Many electronic components, including capacitors, resistors, and integrated circuits, have specified voltage ratings, but inductors rarely. Why is the rated voltage not specified on the inductance data sheet?
There are some challenges in determining the rated voltage of an inductor, whether through testing or calculations. The inductor does not support DC or low-frequency operating voltages, except for high inductance values (typically> 1mH). Testing to verify the operating voltage is difficult and should depend on the actual application. Different manufacturing methods of inductors and process stresses such as curved lines make it impossible to calculate the theoretical voltage rating. These issues are explained below to make it easier to choose the most suitable inductor for a particular application.
Definition of rated voltage
The rated voltage of an inductor is the maximum voltage that can be applied to a terminal without causing arcing or dielectric breakdown. When it is higher than the maximum rated voltage, it will cause inter-turn insulation breakdown and short circuit, or the insulation breakdown of the winding to the iron core or to the frame.
Because there are many structural variables such as the number of turns, the type and thickness of copper wire insulation, the layering of the coil, the bending or forming across the lead, it is very difficult, if not impossible, to calculate the theoretical voltage limit of the inductor.
For example, there are some standard test methods to determine the rated voltage of insulated copper wires. The rated voltage is usually several hundred volts even if it is not thousands of volts. However, this rating is easily affected by the coil forming process, which is a necessary process for winding the inductor. Even in a strictly controlled manufacturing environment, copper wires are subject to stress, which can cause cracks or defects. Even at voltages well below the "catalog" rating of copper wires, small scratches on the copper wires can still cause arcing or breakdown. It is impractical to calculate ratings that include these variables.

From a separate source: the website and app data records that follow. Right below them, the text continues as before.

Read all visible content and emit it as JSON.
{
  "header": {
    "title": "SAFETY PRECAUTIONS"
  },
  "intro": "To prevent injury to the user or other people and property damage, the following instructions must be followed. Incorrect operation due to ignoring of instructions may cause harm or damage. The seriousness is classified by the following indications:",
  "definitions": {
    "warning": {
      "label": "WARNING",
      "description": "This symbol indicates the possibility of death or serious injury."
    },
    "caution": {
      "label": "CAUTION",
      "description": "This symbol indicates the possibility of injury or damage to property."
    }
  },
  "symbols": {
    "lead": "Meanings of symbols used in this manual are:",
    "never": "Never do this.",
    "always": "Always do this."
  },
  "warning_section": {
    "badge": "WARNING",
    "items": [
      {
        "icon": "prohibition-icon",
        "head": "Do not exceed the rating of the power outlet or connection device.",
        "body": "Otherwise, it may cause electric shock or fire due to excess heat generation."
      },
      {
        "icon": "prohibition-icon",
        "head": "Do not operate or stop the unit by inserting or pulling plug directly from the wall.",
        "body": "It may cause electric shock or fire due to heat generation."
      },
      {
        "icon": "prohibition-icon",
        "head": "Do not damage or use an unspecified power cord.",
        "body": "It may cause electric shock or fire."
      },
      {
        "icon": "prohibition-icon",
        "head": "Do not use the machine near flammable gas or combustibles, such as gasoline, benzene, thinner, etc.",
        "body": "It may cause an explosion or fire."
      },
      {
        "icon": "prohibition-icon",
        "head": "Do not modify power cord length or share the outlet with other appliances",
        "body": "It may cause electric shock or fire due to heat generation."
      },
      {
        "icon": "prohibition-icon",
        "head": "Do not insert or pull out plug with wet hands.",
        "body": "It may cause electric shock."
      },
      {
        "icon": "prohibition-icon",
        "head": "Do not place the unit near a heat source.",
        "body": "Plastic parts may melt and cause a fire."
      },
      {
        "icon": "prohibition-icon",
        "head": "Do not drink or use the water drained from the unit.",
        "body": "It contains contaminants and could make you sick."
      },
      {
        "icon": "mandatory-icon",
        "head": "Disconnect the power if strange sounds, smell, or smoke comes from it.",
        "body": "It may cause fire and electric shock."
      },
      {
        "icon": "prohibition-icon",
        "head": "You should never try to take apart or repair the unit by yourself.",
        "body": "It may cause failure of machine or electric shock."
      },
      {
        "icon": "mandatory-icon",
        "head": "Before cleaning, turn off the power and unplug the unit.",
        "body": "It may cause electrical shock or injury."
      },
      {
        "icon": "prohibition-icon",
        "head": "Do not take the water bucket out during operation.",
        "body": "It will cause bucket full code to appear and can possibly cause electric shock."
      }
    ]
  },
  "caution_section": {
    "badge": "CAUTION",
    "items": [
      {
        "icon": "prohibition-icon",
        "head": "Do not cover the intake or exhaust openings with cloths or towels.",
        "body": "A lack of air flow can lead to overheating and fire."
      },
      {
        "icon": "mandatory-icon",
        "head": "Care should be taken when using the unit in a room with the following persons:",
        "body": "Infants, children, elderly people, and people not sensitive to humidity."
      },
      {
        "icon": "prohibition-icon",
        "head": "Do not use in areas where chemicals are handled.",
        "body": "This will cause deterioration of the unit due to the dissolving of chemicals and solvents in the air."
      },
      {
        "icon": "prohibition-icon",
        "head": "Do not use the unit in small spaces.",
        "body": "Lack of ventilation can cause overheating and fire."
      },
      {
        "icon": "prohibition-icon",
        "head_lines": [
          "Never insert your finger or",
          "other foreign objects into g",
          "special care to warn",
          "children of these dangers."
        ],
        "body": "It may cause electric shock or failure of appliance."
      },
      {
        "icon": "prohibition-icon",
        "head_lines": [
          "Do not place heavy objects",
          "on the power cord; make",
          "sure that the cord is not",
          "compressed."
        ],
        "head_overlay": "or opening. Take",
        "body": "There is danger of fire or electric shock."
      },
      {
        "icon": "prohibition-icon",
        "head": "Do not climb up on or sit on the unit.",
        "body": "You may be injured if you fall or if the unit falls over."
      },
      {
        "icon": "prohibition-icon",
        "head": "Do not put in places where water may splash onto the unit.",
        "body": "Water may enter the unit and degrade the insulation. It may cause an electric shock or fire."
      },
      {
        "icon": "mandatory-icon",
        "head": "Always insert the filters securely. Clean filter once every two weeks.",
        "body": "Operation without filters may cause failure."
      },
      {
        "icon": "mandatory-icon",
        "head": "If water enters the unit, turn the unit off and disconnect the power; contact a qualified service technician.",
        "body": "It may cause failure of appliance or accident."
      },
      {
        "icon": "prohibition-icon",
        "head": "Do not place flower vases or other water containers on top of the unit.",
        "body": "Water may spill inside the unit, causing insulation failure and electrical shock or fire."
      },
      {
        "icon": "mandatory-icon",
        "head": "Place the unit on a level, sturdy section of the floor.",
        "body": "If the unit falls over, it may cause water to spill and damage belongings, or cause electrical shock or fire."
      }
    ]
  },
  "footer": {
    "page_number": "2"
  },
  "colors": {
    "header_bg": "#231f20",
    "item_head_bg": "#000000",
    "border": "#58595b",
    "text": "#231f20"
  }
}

High voltage (high potential) testing is not sufficient to determine the operating voltage of the inductor. High-voltage testing is used to determine primary-to-secondary isolation within a transformer and can be used to determine winding-to-case or winding-to-ground isolation. However, traditional high-voltage testing cannot be used to determine the rated voltage of the inductive terminal to terminal.
For the operation of the inductor, V = L × di / dt clearly implies that a large DC voltage (or AC line voltage) cannot be applied to the terminals of the inductor.
For example, the DC resistance rating of the 10μH power inductor MSS1038-103 is 0.035Ω. If the traditional 500 VDC high voltage test is performed on the terminals of the inductor, it is like adding 500V to a piece of copper wire with a resistance of 0.035Ω. According to Ohm's law, applying 500V to 0.035Ω requires a current source greater than 14,000 A. This is obviously impractical, and the problem lies here. The voltage breakdown test is actually determining when the high voltage will cause a short circuit. For traditional high-voltage testers, the inductor is already a short circuit!
In order to test insulation breakdown or arcing, it is necessary to induce voltage pulses, spikes, or oscillations in the inductor. This induced voltage or oscillation test is possible. This technology is widely accepted and there are commercial testers. However, the induced voltage depends on the ability of the inductor to store and maintain resonance energy, and is generally effective only when the inductance value is greater than 1mH, which excludes most inductors, except those designed for power frequency applications.
The induced voltage that the inductor can withstand depends on the type of copper wire insulation, the number of coil turns and layering, and other factors, such as the distance between the coil and the magnetic core, the distance between the terminals, and the insulation material such as CTI (Chinese interpreted as Relative leakage index). Therefore, even in the same series of inductors, the rated voltage of each inductor value will be different.
In addition, it is very difficult to infer and predict the actual insulation breakdown in a particular application based on the induced voltage test. Voltage arcs or breakdowns vary with environmental factors (such as dust or humidity) and operating conditions (such as pulse waveforms). A signal with a sharp rise time generally produces an arc at a lower voltage than a constant or slowly increasing voltage.
From this point of view, choosing an inductor seems almost a matter of luck. The good news is that although all these factors make it difficult to test or calculate the rated voltage of an inductor, the rated voltage of an inductor is not necessary. Most applications require inductors to operate at very small operating voltages, usually only a few volts.
Remember that most inductors work by suppressing current rather than high-voltage induction. Almost all commercial inductors work without problems at a few volts or even tens of volts. Therefore, for most applications, the rated voltage of the inductor is not a problem.
For high-voltage inductive work applications of high-voltage lines or windings, it is necessary to consider the possibility of breakdown of the inductor winding. For these cases, it is recommended to discuss specific applications with the inductor designer or manufacturer and make a test plan to ensure the suitability of the inductor.